What Is a Casino?


A casino is a place where people can gamble and play games of chance. It is also a popular place to see live entertainment, and many of the best casinos in the world feature top-notch hotels, spas, and restaurants.

The precise origin of gambling is unknown, but it has been present in almost every culture throughout history. The modern casino industry is booming, with more than 100 casinos operating worldwide and several hundred more in the planning stages. These casinos offer a variety of casino games, including poker, blackjack, and slot machines. Some even have theaters and nightclubs. While the games may vary, all casinos share a similar design and layout. The floor is usually designed to be bright, noisy, and exciting, and the staff are trained to encourage patrons to gamble. Casinos are often prone to cheating and theft, both in collusion with other gamblers and on their own, so security measures are important. These may include a random number generator (RNG) for some games, as well as cameras located throughout the property.

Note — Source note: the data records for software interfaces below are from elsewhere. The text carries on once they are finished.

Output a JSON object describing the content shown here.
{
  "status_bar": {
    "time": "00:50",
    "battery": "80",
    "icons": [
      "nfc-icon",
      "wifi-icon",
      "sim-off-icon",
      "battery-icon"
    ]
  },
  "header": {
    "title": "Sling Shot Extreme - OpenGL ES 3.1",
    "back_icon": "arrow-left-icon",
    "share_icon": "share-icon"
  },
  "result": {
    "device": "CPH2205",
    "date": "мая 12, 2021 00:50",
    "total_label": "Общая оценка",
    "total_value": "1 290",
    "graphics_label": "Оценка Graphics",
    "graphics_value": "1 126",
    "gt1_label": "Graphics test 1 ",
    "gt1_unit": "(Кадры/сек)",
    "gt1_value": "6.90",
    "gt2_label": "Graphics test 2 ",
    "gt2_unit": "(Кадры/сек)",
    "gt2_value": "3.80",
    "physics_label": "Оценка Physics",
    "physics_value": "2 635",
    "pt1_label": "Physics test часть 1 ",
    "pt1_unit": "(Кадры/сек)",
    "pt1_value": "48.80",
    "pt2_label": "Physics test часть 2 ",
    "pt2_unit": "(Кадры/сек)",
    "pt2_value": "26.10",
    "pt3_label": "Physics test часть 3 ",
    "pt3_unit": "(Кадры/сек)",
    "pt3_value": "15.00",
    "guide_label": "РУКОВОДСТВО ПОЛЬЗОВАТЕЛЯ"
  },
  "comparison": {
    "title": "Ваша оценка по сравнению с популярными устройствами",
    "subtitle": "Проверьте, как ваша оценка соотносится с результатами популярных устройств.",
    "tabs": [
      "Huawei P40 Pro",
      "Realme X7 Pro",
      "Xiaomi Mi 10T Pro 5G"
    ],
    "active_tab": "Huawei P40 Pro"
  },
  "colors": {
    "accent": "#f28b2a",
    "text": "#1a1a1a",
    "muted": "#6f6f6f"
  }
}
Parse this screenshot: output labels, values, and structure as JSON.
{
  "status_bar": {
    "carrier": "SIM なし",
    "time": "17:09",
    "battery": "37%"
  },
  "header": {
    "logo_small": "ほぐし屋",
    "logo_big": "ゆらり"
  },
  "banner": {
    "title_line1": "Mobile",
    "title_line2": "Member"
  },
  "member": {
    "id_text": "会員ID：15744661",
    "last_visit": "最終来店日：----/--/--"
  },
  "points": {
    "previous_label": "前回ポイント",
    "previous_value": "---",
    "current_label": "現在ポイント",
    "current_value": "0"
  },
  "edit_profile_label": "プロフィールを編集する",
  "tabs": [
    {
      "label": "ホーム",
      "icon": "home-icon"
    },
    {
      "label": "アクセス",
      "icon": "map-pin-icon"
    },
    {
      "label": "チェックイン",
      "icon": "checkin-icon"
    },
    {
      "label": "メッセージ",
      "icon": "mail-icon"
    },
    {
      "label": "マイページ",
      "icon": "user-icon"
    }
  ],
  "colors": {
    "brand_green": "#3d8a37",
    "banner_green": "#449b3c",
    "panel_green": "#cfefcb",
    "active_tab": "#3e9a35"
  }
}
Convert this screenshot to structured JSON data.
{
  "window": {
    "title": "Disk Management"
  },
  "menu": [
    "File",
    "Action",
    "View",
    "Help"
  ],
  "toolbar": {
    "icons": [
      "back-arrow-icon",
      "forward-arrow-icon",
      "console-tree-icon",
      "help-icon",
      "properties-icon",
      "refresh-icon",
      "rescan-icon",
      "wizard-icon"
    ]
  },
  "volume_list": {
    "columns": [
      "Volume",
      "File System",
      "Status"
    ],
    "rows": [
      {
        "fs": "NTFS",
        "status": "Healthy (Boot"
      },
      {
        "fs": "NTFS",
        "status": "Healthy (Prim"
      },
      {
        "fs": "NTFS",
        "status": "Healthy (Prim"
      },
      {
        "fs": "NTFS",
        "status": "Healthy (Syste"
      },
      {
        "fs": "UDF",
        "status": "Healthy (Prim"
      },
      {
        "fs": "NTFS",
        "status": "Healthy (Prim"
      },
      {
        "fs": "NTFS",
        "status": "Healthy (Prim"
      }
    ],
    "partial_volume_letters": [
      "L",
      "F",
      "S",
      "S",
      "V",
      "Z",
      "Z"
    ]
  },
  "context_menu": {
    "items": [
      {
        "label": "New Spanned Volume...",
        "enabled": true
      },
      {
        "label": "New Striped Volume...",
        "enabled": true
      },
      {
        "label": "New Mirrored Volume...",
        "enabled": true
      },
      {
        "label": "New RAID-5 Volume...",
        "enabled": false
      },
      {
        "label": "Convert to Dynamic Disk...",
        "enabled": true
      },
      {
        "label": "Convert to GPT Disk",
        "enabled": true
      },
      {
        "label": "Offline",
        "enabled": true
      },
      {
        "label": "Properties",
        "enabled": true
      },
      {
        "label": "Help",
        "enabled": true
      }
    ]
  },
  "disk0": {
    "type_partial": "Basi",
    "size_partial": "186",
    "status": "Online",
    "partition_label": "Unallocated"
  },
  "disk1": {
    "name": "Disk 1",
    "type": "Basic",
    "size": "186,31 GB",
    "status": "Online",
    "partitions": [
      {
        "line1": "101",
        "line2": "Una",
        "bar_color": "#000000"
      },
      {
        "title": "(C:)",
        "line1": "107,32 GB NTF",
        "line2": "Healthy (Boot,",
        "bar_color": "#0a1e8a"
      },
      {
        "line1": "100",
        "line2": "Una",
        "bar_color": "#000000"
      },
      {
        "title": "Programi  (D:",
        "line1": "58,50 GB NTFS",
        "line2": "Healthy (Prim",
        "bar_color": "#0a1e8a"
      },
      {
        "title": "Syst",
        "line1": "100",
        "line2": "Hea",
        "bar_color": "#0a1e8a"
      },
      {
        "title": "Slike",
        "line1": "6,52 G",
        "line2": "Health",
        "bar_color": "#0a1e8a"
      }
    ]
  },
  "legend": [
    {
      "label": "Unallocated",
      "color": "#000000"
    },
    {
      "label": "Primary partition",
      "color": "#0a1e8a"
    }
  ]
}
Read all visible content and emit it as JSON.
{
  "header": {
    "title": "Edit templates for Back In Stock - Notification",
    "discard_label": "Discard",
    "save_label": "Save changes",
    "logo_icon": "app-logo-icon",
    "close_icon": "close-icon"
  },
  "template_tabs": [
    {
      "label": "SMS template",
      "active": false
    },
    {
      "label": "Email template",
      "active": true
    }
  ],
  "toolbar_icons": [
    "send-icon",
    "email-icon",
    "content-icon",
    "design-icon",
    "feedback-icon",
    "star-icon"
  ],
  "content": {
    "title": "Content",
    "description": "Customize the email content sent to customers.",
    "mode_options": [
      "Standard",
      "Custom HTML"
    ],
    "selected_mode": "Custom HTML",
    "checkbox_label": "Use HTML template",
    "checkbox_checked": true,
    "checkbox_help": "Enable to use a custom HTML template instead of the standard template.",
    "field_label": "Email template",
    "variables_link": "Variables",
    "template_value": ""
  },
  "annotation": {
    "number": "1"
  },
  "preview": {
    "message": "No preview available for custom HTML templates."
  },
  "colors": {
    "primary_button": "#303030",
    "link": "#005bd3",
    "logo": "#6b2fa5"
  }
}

In the United States, the term casino is largely used to refer to gaming establishments that are operated by Indian tribes. However, the word is also used to describe public halls where music and dancing are hosted, and it can refer to a group of gambling rooms in some countries. The most famous casinos are in Las Vegas and Monte Carlo, but they can be found all over the world.

Table games are the mainstay of casino gaming. They are games that are conducted on a flat surface, such as a table, and require strategic thinking and decision-making skills. The games can be played against the house or other players, and they can involve dice, cards, or tiles. In some cases, the games may be supervised by one or more live dealers, as is the case with roulette and baccarat.

Most casino games have a certain mathematical expectancy, which means that a given player will lose an average amount of money over time. The mathematical expectations of individual games are analyzed by mathematicians and computer programmers who specialize in gaming analysis. These professionals can calculate the expected return to a casino for each game offered, as well as the variance, which describes how much of a variation there is between average returns and the expected return.

The large amounts of money handled by casinos make them susceptible to crime, both from gamblers and employees. The casinos employ a variety of security measures to prevent these crimes, which include the use of cameras and other surveillance systems, as well as strict rules for employees. In addition, all casino employees are subject to background checks and drug testing. Moreover, some casinos hire dedicated security personnel who are trained to spot the signs of trouble and suspicious behavior. Security personnel are also trained to recognize the body language of people who are trying to steal money or chips from the table.